Yasmin Bin-Humam (CGAP) is a financial sector specialist at CGAP focusing on gender issues. She facilitates a community of practice on women's financial inclusion. Before joining CGAP, Yasmin developed indicators measuring women's equality under the law for the World Bank's Women, Business and the Law project and contributed to publications on legal barriers to women's economic empowerment. Her prior work experience spans the public, private, and non-governmental sectors. Yasmin holds JD and MSFS degrees from Georgetown University and a bachelor's degree in economics from Harvard.
Read the report: Escaping Darkness: Understanding Consumer Value in PAYGo Solar
Our other work focusing on PAYGo Solar: PAYGO Solar Briefing Note
Learn more about CGAP's work: PAYGo Solar
The entry of Superplatforms into Africa is inevitable, and there will be repercussions for financial services providers, regulators and customers. There’s a huge opportunity for providers to work with local Fintechs and businesses and to expand and create positive two-way relationships with small and medium enterprises. Read the blog and download the report on Inclusive Digital Ecosystems of the Future.
David Porteous / Olga Morawczynski
For decades experts have claimed that banks are dead or dying, but they have persisted. However, the entrance of new internet giants or “superplatforms” into financial services may finally spell doom for some traditional financial institutions.
FIBR partner Off Grid Electric announced on Friday that General Electric(GE) Ventures, venture capital subsidiary to GE, is among those to have contributed to a Series D funding round that has raised US$55 million. The financing round was led by Helios Investment Partners, which is focused exclusively on investments in Africa.
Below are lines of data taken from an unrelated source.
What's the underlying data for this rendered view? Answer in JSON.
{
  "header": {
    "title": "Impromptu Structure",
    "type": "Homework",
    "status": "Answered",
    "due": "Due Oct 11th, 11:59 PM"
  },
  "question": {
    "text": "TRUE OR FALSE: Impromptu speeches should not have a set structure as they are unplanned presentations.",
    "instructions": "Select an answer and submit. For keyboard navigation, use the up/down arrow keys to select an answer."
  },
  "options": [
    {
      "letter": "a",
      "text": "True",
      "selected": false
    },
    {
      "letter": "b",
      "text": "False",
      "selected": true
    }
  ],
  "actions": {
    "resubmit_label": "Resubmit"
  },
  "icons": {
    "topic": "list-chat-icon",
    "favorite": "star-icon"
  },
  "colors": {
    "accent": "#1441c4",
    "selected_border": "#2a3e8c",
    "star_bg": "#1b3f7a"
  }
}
Learn more here
This second report by CGAP and FIBR seeks to understand the value that customers derived from PAYGo solar and how they afford it. Going deeper than most surveys, this paper highlights the customers’ own words, along with aggregated insights—a blend of evidence and analysis while offering concrete recommendations for how providers can improve value to customers.